Peer Pressure for Good?
Friday, June 21, 2013
Posted by: Liberty Mutual
Driving safety advocates are hoping to find a new way to get through to teens – through other teens.
You’ve no doubt heard the statistics on how using electronic devices
in the car can be just as dangerous as driving drunk. And the increase
in the use of cell phones and other devices while driving has had a
significant effect on driving fatalities. According to the National
Transportation Safety Board, highway crashes are the leading cause of
death for young Americans. While fatalities in general have declined in
recent years, highway deaths were up last year, with deaths of 16- and
17-year-olds rising nearly 20 percent from the year before.
how can we convince teens to put down their smartphones and pay
attention to the road? As we’ve noted before, driving with mom and dad
might not be the answer. Last year, a study from Liberty Mutual Insurance showed that teens mirror parents’ distracted driving habits. In an interview with NPR,
Deborah Hersman, chairwoman of the National Transportation Safety
Board, advised parents to be on their best behavior behind the wheel
"because [your kids] are watching you, and you are actually one of the

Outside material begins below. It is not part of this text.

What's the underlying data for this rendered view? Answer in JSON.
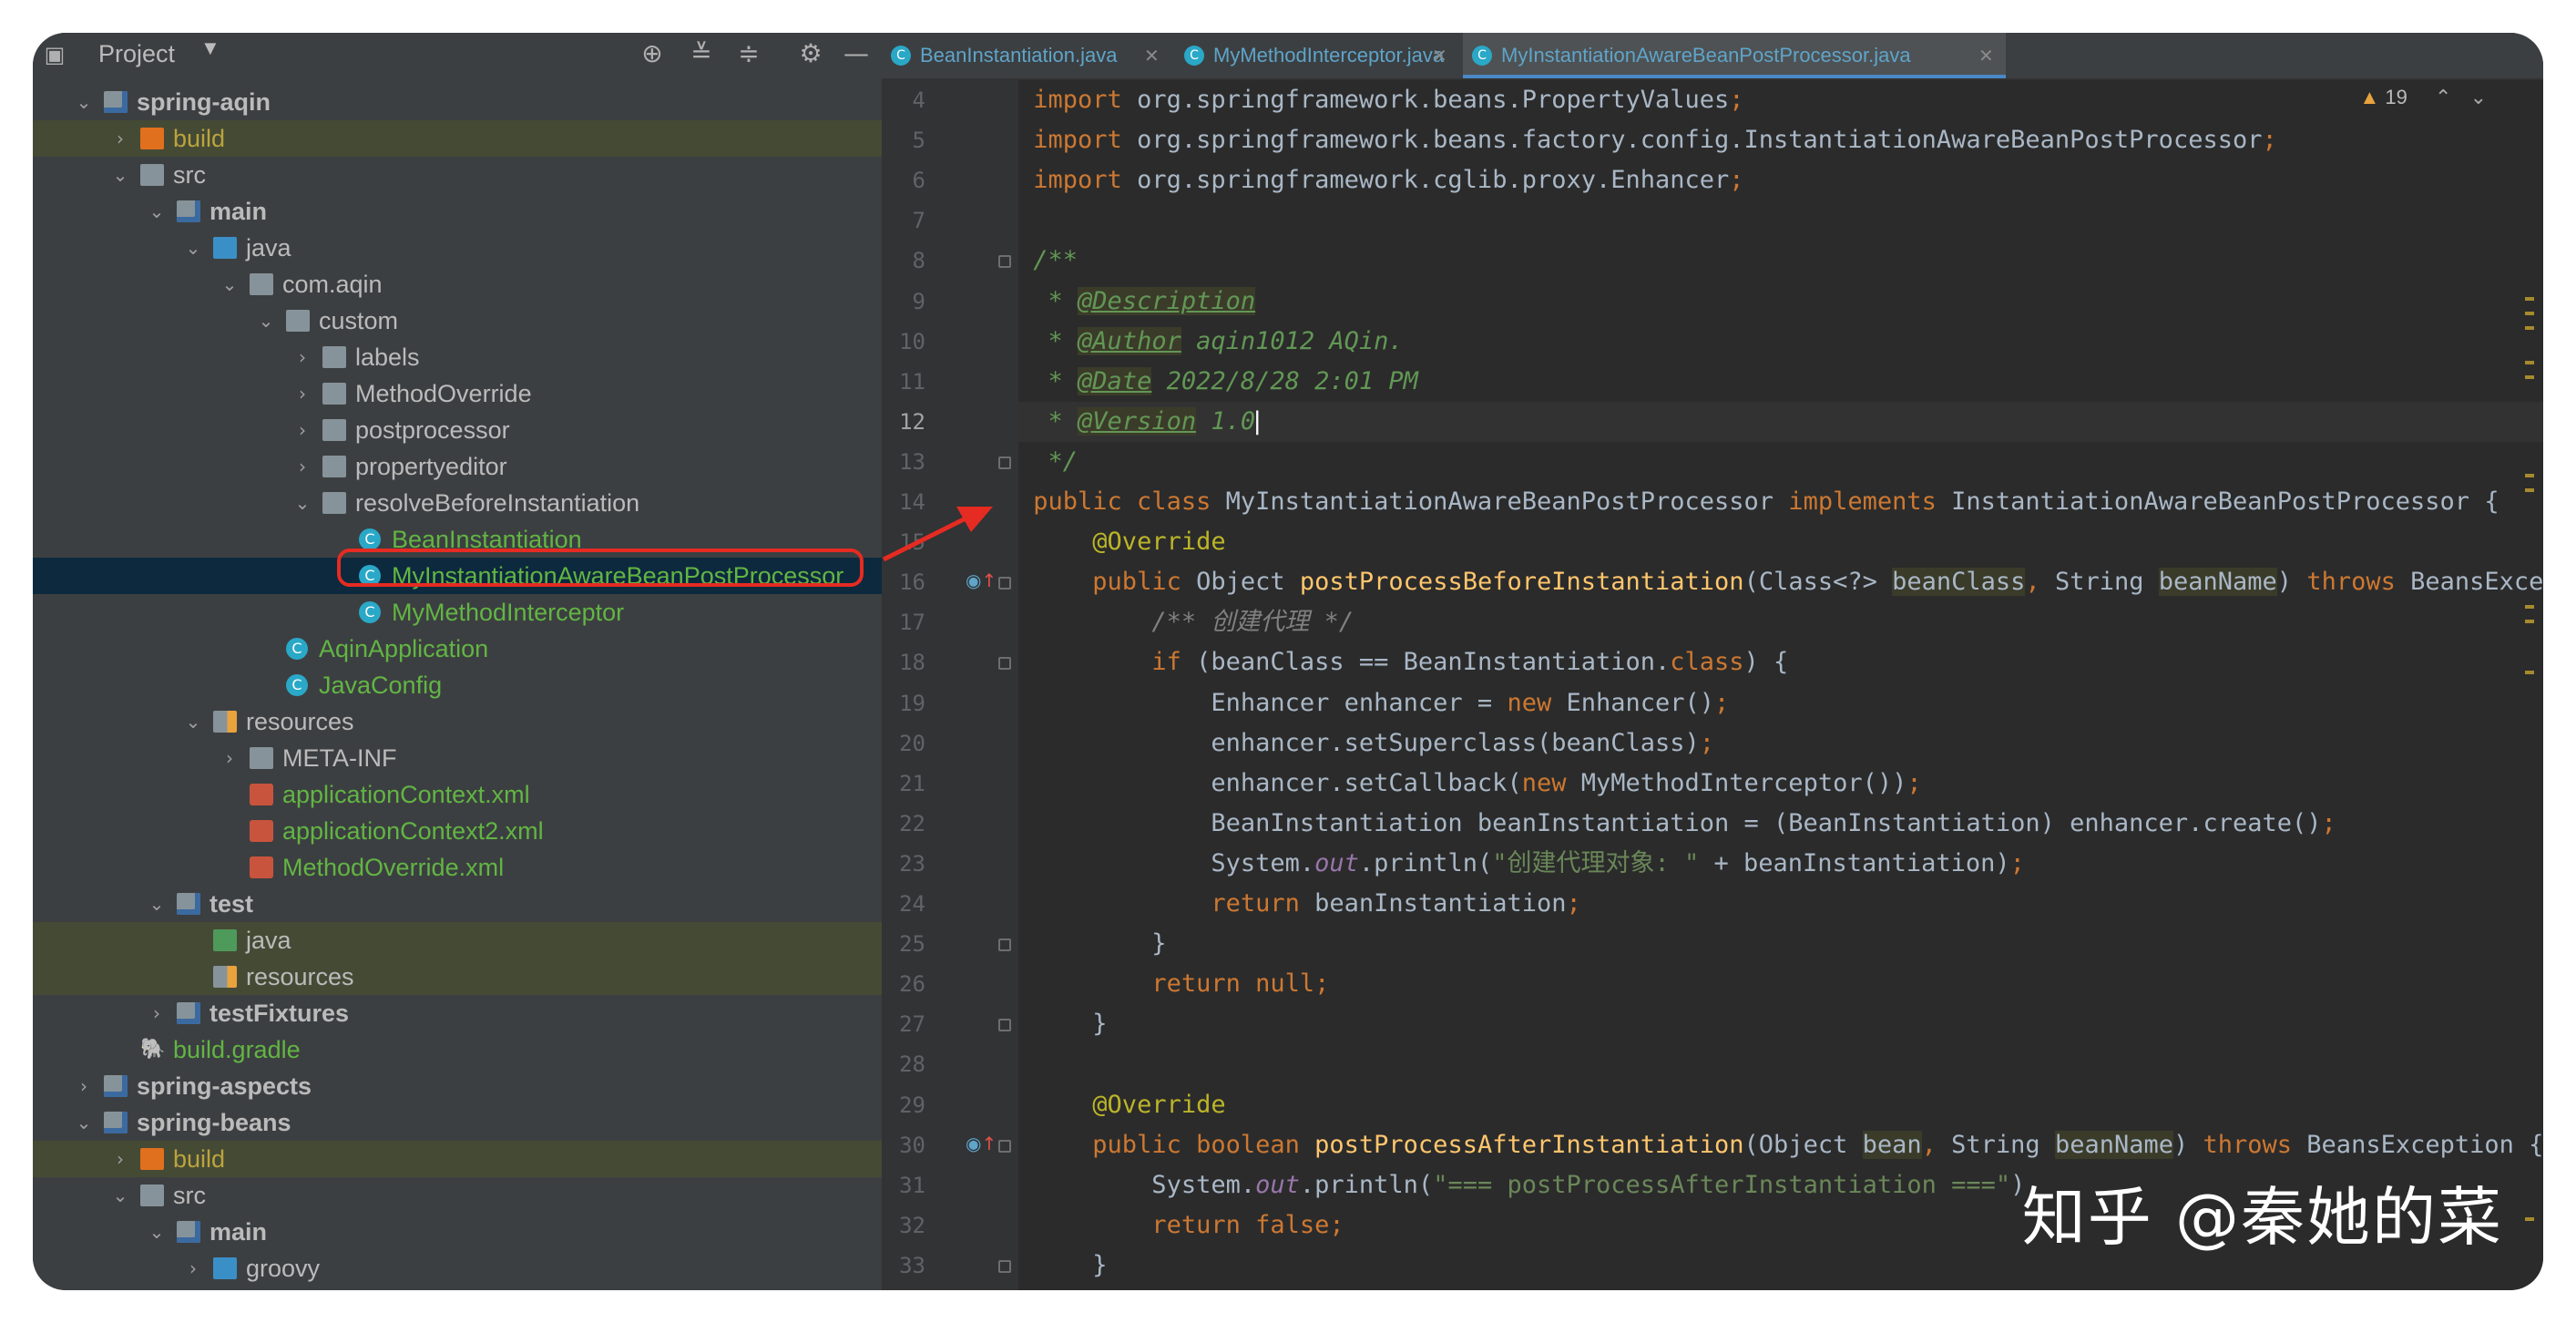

best indicators of what your child’s behavior is going to be.”
in an effort to deter teens from texting and driving, the government is
turning to a tool that could be more powerful than parents’ admonitions
– peer pressure.
The results of a recent national survey show
that while 95 percent of teens read text messages and emails while
driving alone, less than a third do it when they have friends in the
car. The survey of over 2,000 teens, conducted by the Teens Drive Smart Program
at Bridgestone Americas, also found that over 90 percent of young
drivers post to social media sites when driving alone, but only 29
percent did so with others in the car. As the Detroit Bureau
notes, the survey’s results suggest that the widely publicized efforts
to shine a light on the dangers of distracted driving may be having the
desired effects by making the practice socially unacceptable.
Now, Project Yellow Light,
a new scholarship program sponsored by the National Highway Traffic
Safety Administration, is rewarding students who have created their own
PSA videos about distracted driving. The program encourages teens to
"speak to your peers on this subject in a way that adults cannot. The
more lives you can impact, the more lives you can save.” The winners –
three from high schools and three from colleges – receive scholarships
of $5,000, $2,000 and $1,000 for first through third places,
respectively. The winners’ videos will be turned into Ad Council PSAs
and distributed to 1,600 television stations around the country.
it possible that the power of peer pressure could be leveraged for good
by getting teens to put down their phones while they’re behind the
wheel? Weigh in here.
Source: Liberty Mutual's Responsibility Project Blog
May 16, 2013 - by Andrea Bennett
Picture is property of Liberty Mutual. Used with permission.